College of Western Idaho (CWI) will celebrate Indigenous Peoples’ Day, a statewide recognized day honoring the history, culture, and contributions of Indigenous people on Monday, Oct. 10. The entire CWI community is invited to join us for food, activities, a presentation by an Indigenous CWI student, and to learn more about Indigenous people.
“I am hopeful this event will make people more aware of Indigenous people, their traditions, what it is like to be a contemporary Indigenous person, but also I hope it has them think about their own heritage and what that means to them,” said Associate Professor of Anthropology, Nikki Gorrell.
This will be the first Indigenous Peoples’ Day in-person at CWI since 2019. Gorrell helped create the first Indigenous Peoples’ Day event at CWI in 2018, with the help from the College’s Inclusive Excellence Committee.
The State of Idaho has officially recognized the day since 2019 when Governor Brad Little issued a proclamation declaring every second Monday in October as Indigenous Peoples’ Day.
Each year, Gorrell works to bring in an Indigenous voice in the community onto campus for the event to speak, share their story, and help educate others about their culture. This year is extra special because the presentation will be put on by CWI Creative Writing student and Anthropology Club President, Maddox Lightning, who identifies as Indigenous.
“I am very open and proud of my Indigenous heritage,” said Lightning.
Lightning is a matrilineal of Kanien'kehá:ka (People of the Crystals, also called the Mohawk Nation), of the Rotinohshonni (People who Build Longhouses, also called the Iroquois Confederacy). The Rotinohshonni are a confederation of now six tribes, and is the oldest living democracy in the world.
"It's been a new journey for me because it has only been about the last two years that I started to learn about my Nation's language, go to the territory, and delve into my Indigenous ancestry," Lightning said.
In a presentation, entitled Peace and Power: My Journey Reconnecting to my Rotinohshonni Identity, Lightning plans to share her personal journey learning more about her Indigenous heritage, what led her to look more into her roots, and what adventures this self-discovery has taken her on, both mentally and physically.
The presentation will also touch on the ancient Rotinohshonni practice of song trading. Lightning will teach audience members a traditional Friendship Song.
“I hope to honor and celebrate Indigenous people every day because it is impossible to encompass more than 500 Nations' cultures and histories in one day," Lightning said. “However, having a day of awareness, like Indigenous Peoples’ Day, is important because it invites those who haven’t had the opportunity or interest to learn about Indigenous peoples to do just that. This event is like a gateway for others to honor and celebrate our cultures.”

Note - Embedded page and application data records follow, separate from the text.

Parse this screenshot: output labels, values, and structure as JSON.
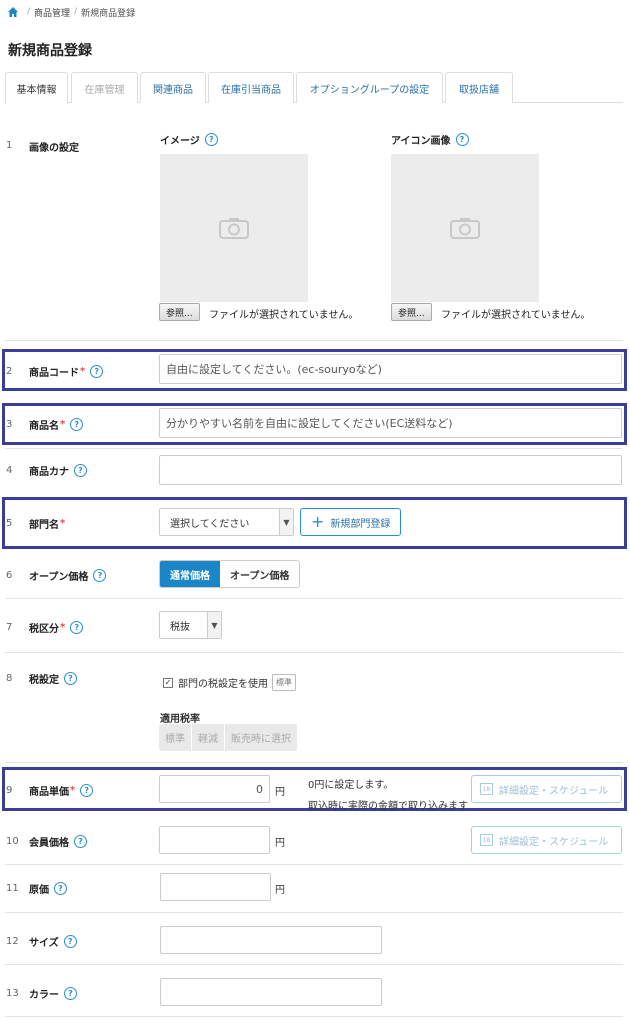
{
  "breadcrumb": {
    "items": [
      "商品管理",
      "新規商品登録"
    ]
  },
  "page": {
    "title": "新規商品登録"
  },
  "tabs": [
    {
      "label": "基本情報",
      "state": "active"
    },
    {
      "label": "在庫管理",
      "state": "disabled"
    },
    {
      "label": "関連商品",
      "state": "normal"
    },
    {
      "label": "在庫引当商品",
      "state": "normal"
    },
    {
      "label": "オプショングループの設定",
      "state": "normal"
    },
    {
      "label": "取扱店舗",
      "state": "normal"
    }
  ],
  "rows": {
    "r1": {
      "num": "1",
      "label": "画像の設定"
    },
    "r2": {
      "num": "2",
      "label": "商品コード"
    },
    "r3": {
      "num": "3",
      "label": "商品名"
    },
    "r4": {
      "num": "4",
      "label": "商品カナ"
    },
    "r5": {
      "num": "5",
      "label": "部門名"
    },
    "r6": {
      "num": "6",
      "label": "オープン価格"
    },
    "r7": {
      "num": "7",
      "label": "税区分"
    },
    "r8": {
      "num": "8",
      "label": "税設定"
    },
    "r9": {
      "num": "9",
      "label": "商品単価"
    },
    "r10": {
      "num": "10",
      "label": "会員価格"
    },
    "r11": {
      "num": "11",
      "label": "原価"
    },
    "r12": {
      "num": "12",
      "label": "サイズ"
    },
    "r13": {
      "num": "13",
      "label": "カラー"
    }
  },
  "required_mark": "*",
  "help_glyph": "?",
  "images": {
    "image": {
      "heading": "イメージ",
      "browse": "参照...",
      "status": "ファイルが選択されていません。"
    },
    "icon": {
      "heading": "アイコン画像",
      "browse": "参照...",
      "status": "ファイルが選択されていません。"
    }
  },
  "fields": {
    "product_code": {
      "value": "自由に設定してください。(ec-souryoなど)"
    },
    "product_name": {
      "value": "分かりやすい名前を自由に設定してください(EC送料など)"
    },
    "product_kana": {
      "value": ""
    },
    "department": {
      "selected": "選択してください",
      "new_button": "新規部門登録",
      "new_icon": "plus-icon"
    },
    "open_price": {
      "options": [
        "通常価格",
        "オープン価格"
      ],
      "selected": "通常価格"
    },
    "tax_class": {
      "selected": "税抜"
    },
    "tax_setting": {
      "checkbox_label": "部門の税設定を使用",
      "checked": true,
      "tag": "標準",
      "rate_heading": "適用税率",
      "rate_options": [
        "標準",
        "軽減",
        "販売時に選択"
      ]
    },
    "unit_price": {
      "value": "0",
      "unit": "円",
      "note_line1": "0円に設定します。",
      "note_line2": "取込時に実際の金額で取り込みます",
      "schedule_button": "詳細設定・スケジュール"
    },
    "member_price": {
      "value": "",
      "unit": "円",
      "schedule_button": "詳細設定・スケジュール"
    },
    "cost": {
      "value": "",
      "unit": "円"
    },
    "size": {
      "value": ""
    },
    "color": {
      "value": ""
    }
  },
  "calendar_glyph": "18",
  "colors": {
    "accent": "#1a86c8",
    "highlight": "#3a3d9a",
    "required": "#d9534f"
  }
}
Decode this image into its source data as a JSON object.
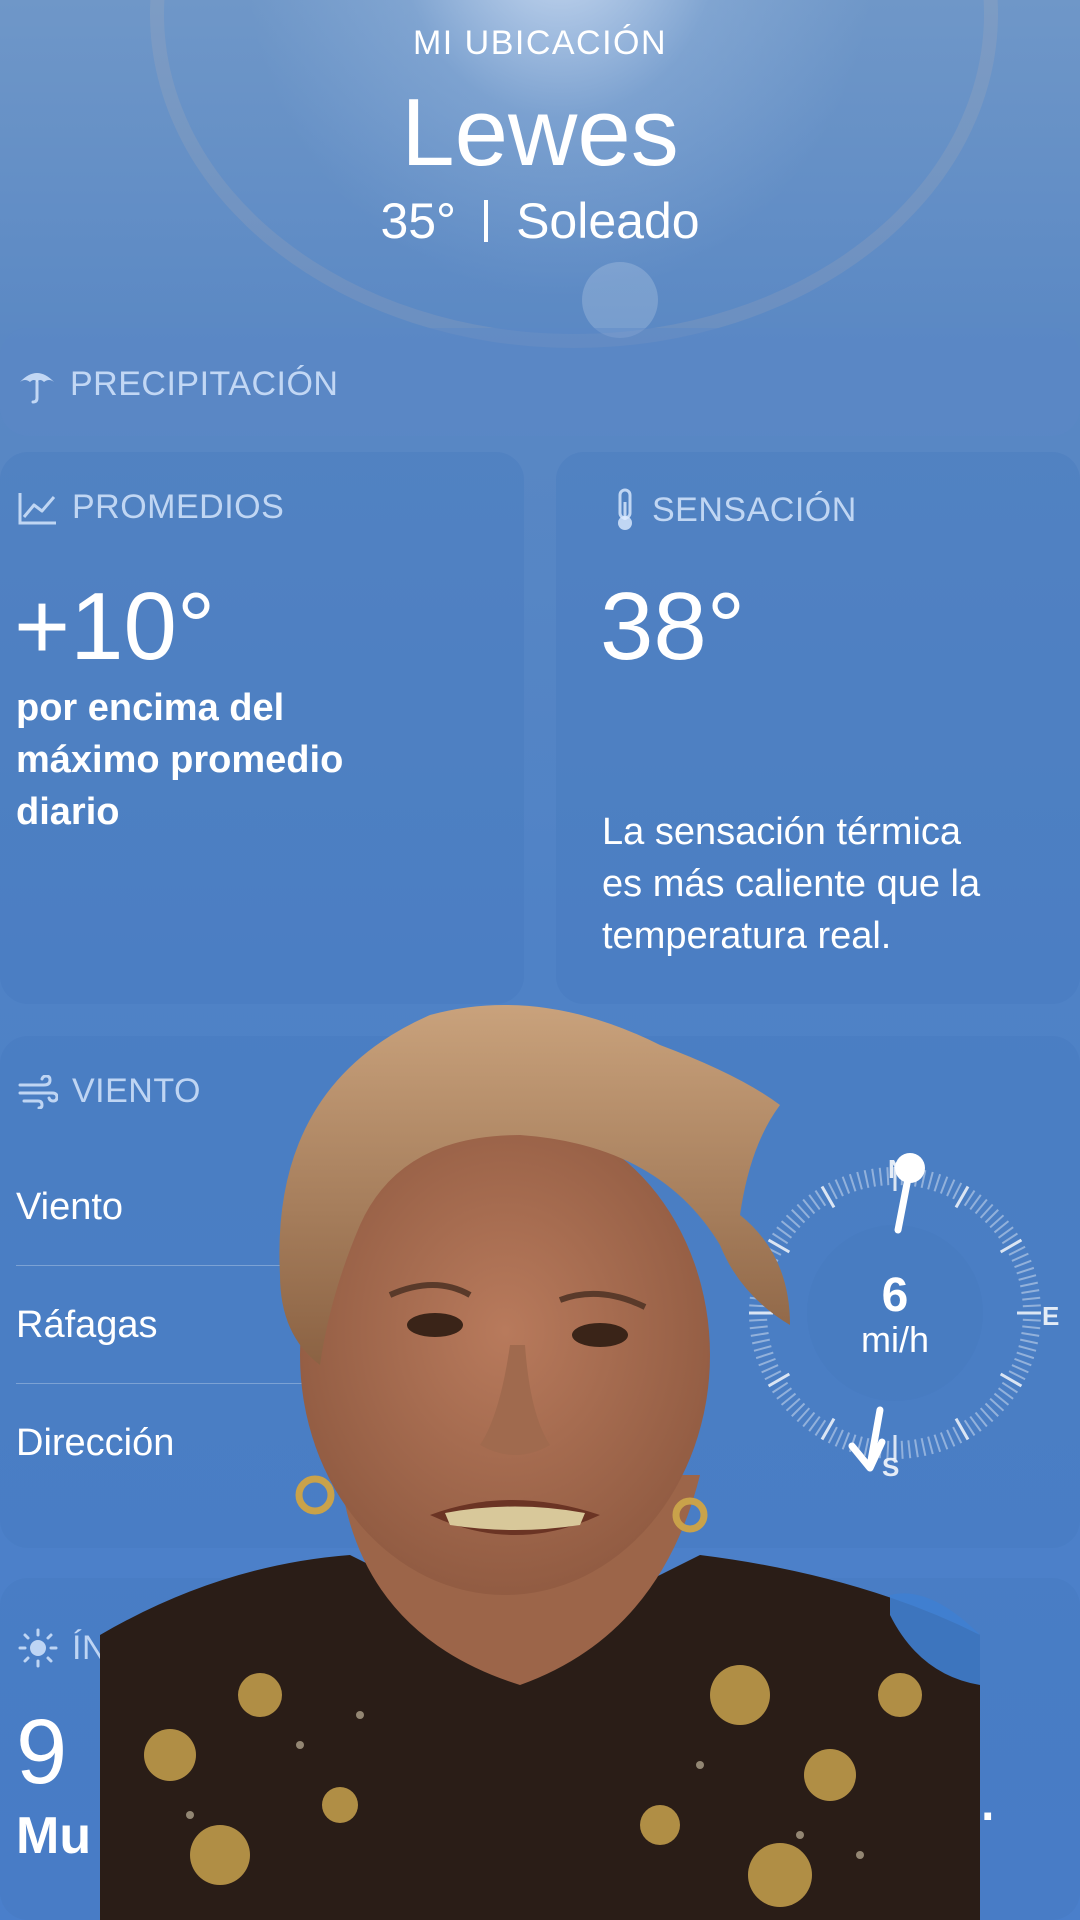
{
  "header": {
    "location_label": "MI UBICACIÓN",
    "city": "Lewes",
    "temperature": "35°",
    "condition": "Soleado"
  },
  "precipitation": {
    "title": "PRECIPITACIÓN"
  },
  "averages": {
    "title": "PROMEDIOS",
    "value": "+10°",
    "description_lines": [
      "por encima del",
      "máximo promedio",
      "diario"
    ]
  },
  "feels_like": {
    "title": "SENSACIÓN",
    "value": "38°",
    "description_lines": [
      "La sensación térmica",
      "es más caliente que la",
      "temperatura real."
    ]
  },
  "wind": {
    "title": "VIENTO",
    "rows": [
      "Viento",
      "Ráfagas",
      "Dirección"
    ],
    "speed": "6",
    "unit": "mi/h",
    "compass": {
      "n": "N",
      "e": "E",
      "s": "S"
    }
  },
  "uv": {
    "title_partial": "ÍNDI",
    "value_partial": "9",
    "label_partial": "Mu",
    "trailing": "."
  },
  "icons": [
    "umbrella-icon",
    "chart-icon",
    "thermometer-icon",
    "wind-icon",
    "sun-icon",
    "arrow-down-icon"
  ],
  "colors": {
    "background": "#4f82c6",
    "card": "#4678be",
    "text_muted": "#dcebff"
  }
}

"I hope people walk away thinking, 'All native peoples aren't the same.' Because there is not just one Indigenous group, there are more than 500 Nations who all hold their own stories and languages. I hope this is a call for others to learn more about their own ancestors and where they come from. When we look back at the diversity in ourselves, I think we have a better foothold to honor the diversity around us.”

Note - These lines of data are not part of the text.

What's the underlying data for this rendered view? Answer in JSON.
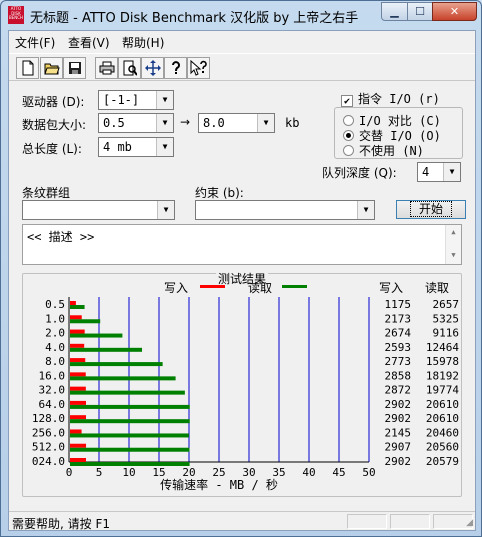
{
  "window": {
    "title": "无标题 - ATTO Disk Benchmark 汉化版 by 上帝之右手",
    "icon_text": "ATTO DISK BENCH"
  },
  "menu": [
    "文件(F)",
    "查看(V)",
    "帮助(H)"
  ],
  "toolbar": [
    "new-icon",
    "open-icon",
    "save-icon",
    "print-icon",
    "print-preview-icon",
    "move-icon",
    "help-icon",
    "context-help-icon"
  ],
  "form": {
    "drive_label": "驱动器 (D):",
    "drive_value": "[-1-]",
    "transfer_label": "数据包大小:",
    "transfer_from": "0.5",
    "transfer_to": "8.0",
    "transfer_unit": "kb",
    "total_label": "总长度 (L):",
    "total_value": "4 mb",
    "stripe_label": "条纹群组",
    "stripe_value": "",
    "constraint_label": "约束 (b):",
    "constraint_value": "",
    "start_label": "开始",
    "direct_io_label": "指令 I/O (r)",
    "direct_io_checked": true,
    "io_options": [
      "I/O 对比 (C)",
      "交替 I/O (O)",
      "不使用 (N)"
    ],
    "io_selected": 1,
    "queue_label": "队列深度 (Q):",
    "queue_value": "4"
  },
  "description": "<< 描述 >>",
  "results": {
    "title": "测试结果",
    "write_label": "写入",
    "read_label": "读取",
    "write_col_header": "写入",
    "read_col_header": "读取",
    "x_axis_label": "传输速率 - MB / 秒",
    "colors": {
      "write": "#ff0000",
      "read": "#008000",
      "grid": "#0000cc"
    }
  },
  "chart_data": {
    "type": "bar",
    "categories": [
      "0.5",
      "1.0",
      "2.0",
      "4.0",
      "8.0",
      "16.0",
      "32.0",
      "64.0",
      "128.0",
      "256.0",
      "512.0",
      "024.0"
    ],
    "series": [
      {
        "name": "写入",
        "values": [
          1175,
          2173,
          2674,
          2593,
          2773,
          2858,
          2872,
          2902,
          2902,
          2145,
          2907,
          2902
        ]
      },
      {
        "name": "读取",
        "values": [
          2657,
          5325,
          9116,
          12464,
          15978,
          18192,
          19774,
          20610,
          20610,
          20460,
          20560,
          20579
        ]
      }
    ],
    "x_ticks": [
      "0",
      "5",
      "10",
      "15",
      "20",
      "25",
      "30",
      "35",
      "40",
      "45",
      "50"
    ],
    "xlabel": "传输速率 - MB / 秒",
    "xlim": [
      0,
      50
    ],
    "grid": true
  },
  "status": {
    "text": "需要帮助, 请按 F1"
  }
}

Peace and Power: My Journey Reconnecting to my Rotinohshonni Identity will be held at Nampa Campus Academic Building (NCAB) Rm 102E on Monday, Oct. 10, from 6:00 – 7:30 p.m. This event is free and open to the public.
For those with questions or in need of more information, contact Nikki Gorrell at email@example.com
Monday’s event is possible through contributions and efforts made by the School of Social Sciences and Public Affairs (SSPA), Inclusive Exclusive Committee, the Anthropology program, and the Anthropology Club.